The ConversationWilfred Dolfsma, Professor of Innovation and Entrepreneurship, Director of the Glendonbrook Institute for Enterprise Development, Loughborough University

This article was originally published on The Conversation. Read the original article.

>>>>> Scroll down to view and make comments <<<<<<

Click here for Historical Investing Post Listing

Make a Comment

Econintersect wants your comments, data and opinion on the articles posted.  As the internet is a "war zone" of trolls, hackers and spammers - Econintersect must balance its defences against ease of commenting.  We have joined with Livefyre to manage our comment streams.

To comment, using Livefyre just click the "Sign In" button at the top-left corner of the comment box below. You can create a commenting account using your favorite social network such as Twitter, Facebook, Google+, LinkedIn or Open ID - or open a Livefyre account using your email address.

You can also comment using Facebook directly using he comment block below.

Econintersect Investing


Print this page or create a PDF file of this page
Print Friendly and PDF

The growing use of ad blocking software is creating a shortfall in covering our fixed expenses.

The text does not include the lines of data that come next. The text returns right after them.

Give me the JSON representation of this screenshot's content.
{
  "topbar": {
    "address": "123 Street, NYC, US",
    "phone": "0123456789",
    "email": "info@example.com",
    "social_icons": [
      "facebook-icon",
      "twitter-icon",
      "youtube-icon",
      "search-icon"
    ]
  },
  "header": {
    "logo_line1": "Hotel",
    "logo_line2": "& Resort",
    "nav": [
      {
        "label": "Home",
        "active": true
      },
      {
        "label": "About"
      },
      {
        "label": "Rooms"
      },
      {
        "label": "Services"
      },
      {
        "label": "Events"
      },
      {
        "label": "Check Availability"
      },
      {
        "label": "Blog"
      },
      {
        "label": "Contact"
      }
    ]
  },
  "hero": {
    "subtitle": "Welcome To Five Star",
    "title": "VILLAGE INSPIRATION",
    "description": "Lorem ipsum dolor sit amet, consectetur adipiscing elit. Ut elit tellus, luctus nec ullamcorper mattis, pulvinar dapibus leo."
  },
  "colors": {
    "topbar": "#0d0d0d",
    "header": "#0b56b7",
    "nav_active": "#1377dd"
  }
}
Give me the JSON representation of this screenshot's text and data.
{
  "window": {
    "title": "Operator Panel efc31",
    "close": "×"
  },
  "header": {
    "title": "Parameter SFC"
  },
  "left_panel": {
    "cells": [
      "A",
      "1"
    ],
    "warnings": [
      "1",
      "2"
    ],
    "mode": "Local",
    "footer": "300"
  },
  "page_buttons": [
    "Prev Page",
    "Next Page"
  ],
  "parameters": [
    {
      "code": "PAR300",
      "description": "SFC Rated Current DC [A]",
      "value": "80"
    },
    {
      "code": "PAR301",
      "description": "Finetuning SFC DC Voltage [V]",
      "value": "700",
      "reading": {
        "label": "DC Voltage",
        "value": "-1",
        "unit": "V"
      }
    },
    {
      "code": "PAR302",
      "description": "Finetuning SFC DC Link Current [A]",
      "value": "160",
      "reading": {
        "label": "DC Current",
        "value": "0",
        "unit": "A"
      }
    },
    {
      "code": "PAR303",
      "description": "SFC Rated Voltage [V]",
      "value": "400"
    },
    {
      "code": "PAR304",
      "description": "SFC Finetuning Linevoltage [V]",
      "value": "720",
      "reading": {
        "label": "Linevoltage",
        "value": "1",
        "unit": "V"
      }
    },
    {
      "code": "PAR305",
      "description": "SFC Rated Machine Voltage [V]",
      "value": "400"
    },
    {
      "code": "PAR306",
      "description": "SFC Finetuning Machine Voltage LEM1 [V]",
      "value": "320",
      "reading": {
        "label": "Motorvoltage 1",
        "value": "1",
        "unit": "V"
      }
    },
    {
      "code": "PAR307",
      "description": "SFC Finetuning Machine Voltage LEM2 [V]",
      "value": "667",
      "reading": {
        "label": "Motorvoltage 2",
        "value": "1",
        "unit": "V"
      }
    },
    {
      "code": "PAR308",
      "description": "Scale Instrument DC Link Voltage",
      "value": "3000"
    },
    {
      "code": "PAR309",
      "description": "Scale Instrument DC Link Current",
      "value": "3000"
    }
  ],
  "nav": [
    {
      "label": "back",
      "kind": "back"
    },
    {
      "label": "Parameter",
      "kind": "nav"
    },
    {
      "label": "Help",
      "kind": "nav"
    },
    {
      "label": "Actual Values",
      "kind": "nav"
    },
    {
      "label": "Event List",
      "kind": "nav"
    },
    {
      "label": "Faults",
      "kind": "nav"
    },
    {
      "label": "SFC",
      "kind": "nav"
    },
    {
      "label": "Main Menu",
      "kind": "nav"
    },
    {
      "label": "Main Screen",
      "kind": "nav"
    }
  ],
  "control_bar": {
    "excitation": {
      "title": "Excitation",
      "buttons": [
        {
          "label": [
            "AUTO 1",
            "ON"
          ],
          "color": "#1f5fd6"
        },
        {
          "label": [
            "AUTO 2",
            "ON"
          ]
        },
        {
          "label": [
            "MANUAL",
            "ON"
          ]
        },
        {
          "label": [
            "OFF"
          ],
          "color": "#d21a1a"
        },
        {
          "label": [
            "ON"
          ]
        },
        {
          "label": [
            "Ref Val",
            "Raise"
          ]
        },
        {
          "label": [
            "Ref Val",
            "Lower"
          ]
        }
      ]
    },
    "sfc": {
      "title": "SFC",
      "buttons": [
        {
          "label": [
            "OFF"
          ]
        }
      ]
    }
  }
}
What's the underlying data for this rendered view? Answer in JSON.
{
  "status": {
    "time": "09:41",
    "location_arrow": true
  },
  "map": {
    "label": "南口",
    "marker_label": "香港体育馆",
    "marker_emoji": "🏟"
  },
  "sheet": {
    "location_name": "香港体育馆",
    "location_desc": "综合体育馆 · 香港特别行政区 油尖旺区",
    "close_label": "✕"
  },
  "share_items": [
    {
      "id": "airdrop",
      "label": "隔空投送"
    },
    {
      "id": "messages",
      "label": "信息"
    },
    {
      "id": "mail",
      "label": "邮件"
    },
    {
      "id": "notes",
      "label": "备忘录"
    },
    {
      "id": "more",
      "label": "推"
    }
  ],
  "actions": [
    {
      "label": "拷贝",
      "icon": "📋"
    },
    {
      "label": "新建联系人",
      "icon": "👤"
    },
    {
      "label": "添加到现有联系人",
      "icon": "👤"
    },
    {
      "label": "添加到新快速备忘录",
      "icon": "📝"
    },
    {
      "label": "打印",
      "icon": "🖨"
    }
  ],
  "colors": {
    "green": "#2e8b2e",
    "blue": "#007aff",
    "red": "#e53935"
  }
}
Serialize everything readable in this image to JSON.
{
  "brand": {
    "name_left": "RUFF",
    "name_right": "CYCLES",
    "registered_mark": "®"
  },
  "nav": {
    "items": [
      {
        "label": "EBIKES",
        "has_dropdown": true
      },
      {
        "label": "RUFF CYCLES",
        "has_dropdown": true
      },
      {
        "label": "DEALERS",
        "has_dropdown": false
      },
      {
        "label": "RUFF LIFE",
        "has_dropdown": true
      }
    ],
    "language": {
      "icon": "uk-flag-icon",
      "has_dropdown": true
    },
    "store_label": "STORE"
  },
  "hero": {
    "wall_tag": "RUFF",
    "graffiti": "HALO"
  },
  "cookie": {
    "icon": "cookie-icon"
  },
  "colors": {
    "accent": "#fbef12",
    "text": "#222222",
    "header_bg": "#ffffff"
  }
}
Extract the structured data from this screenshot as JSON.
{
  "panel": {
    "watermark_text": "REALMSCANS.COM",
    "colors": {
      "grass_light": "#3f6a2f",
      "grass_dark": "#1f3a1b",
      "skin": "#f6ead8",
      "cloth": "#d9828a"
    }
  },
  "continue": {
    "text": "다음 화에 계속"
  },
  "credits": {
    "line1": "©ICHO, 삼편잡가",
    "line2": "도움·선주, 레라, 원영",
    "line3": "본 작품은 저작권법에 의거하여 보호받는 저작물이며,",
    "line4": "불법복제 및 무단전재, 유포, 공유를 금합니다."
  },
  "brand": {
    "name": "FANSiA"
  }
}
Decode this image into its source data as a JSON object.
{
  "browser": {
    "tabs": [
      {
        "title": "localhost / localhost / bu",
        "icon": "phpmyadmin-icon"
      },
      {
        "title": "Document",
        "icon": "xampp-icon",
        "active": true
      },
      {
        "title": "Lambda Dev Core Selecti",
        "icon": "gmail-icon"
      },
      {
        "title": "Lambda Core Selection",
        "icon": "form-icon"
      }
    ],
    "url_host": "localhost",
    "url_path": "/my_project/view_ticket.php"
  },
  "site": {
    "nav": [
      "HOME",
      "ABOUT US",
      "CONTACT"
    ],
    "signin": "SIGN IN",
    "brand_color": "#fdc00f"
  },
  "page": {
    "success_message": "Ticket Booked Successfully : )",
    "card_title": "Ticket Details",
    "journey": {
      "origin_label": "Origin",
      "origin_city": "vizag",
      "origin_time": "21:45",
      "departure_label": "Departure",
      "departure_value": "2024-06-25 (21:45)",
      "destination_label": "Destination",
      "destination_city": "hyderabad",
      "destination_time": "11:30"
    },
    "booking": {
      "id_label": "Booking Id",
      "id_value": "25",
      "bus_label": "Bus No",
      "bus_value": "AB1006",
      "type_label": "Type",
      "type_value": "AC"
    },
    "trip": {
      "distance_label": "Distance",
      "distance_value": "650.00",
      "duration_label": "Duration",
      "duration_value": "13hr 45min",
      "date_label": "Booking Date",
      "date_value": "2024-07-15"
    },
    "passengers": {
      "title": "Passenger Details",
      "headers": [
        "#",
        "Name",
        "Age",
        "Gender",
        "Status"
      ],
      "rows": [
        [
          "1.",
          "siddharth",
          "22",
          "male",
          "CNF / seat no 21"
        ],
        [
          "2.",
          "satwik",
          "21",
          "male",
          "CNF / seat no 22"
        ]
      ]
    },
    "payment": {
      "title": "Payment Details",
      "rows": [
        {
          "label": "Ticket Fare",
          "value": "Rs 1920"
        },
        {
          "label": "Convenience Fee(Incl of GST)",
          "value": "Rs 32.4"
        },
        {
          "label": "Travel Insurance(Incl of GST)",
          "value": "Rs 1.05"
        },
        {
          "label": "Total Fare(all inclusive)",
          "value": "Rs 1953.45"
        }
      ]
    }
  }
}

Please consider a donation to Econintersect to allow continuing output of quality and balanced financial and economic news and analysis.

Take a look at what is going on inside of
Main Home
Analysis Blog
Democratic Development Lowers the Cost of Credit
Is Growing Household Debt An Economic Counter-Dynamic?
News Blog
'I Can Live With Either One': Palestine, Israel And The Two-state Solution
Where Snapchat's Users Come From
What We Read Today 26 February 2017
INAUGURATION DAY: A Bad Lip Reading Of Donald Trump's Inauguration
Did The Dodd-Frank Act Make The Financial System Safer?
A Close Look At The Decline Of Homeownership - Part Five Of Five
Do Institutional Investors Chase Returns?
Infographic Of The Day: How To Survive A Deadly Snake Bite
Early Headlines: Global Mfg 1970-2010, No Refugee Spike, GOP Health Proposal Leak, GOP Town Halls, Trump's Debt Decrease, Macron Gains, China's $9 Trn Moral Hazard, Americans Oppose Wall And More
Premium Seats At Premium Events Equal Premium Prices
Earnings And Economic Reports: Week Starting 27 February 2017
Time Crystals: How Scientists Created A New State Of Matter
Cost Of War Against ISIS Reaches 11 Billion Dollars
Investing Blog
Snapchat Is In The Money Burning Business
Technical Thoughts: How To Buy The Dips
Opinion Blog
Why Winning The French Presidential Election Could Be A Poisoned Chalice
Unintended Consequences Of Corporate Tax Incentives
Precious Metals Blog
Deflation And Gold: A Contrarian View
Live Markets
24Feb2017 Market Close: Wall Street Rose From Session Lows To Close In The Green Near The Unchanged Line, Short-Term Indicators And Analysts Questioning Continuing Bull Run
Amazon Books & More

.... and keep up with economic news using our dynamic economic newspapers with the largest international coverage on the internet
Asia / Pacific
Middle East / Africa
USA Government



Analysis Blog
News Blog
Investing Blog
Opinion Blog
Precious Metals Blog
Markets Blog
Video of the Day


Asia / Pacific
Middle East / Africa
USA Government

RSS Feeds / Social Media

Combined Econintersect Feed

Free Newsletter

Marketplace - Books & More

Economic Forecast

Content Contribution



  Top Economics Site Contributor TalkMarkets Contributor Finance Blogs Free PageRank Checker Active Search Results Google+

This Web Page by Steven Hansen ---- Copyright 2010 - 2017 Econintersect LLC - all rights reserved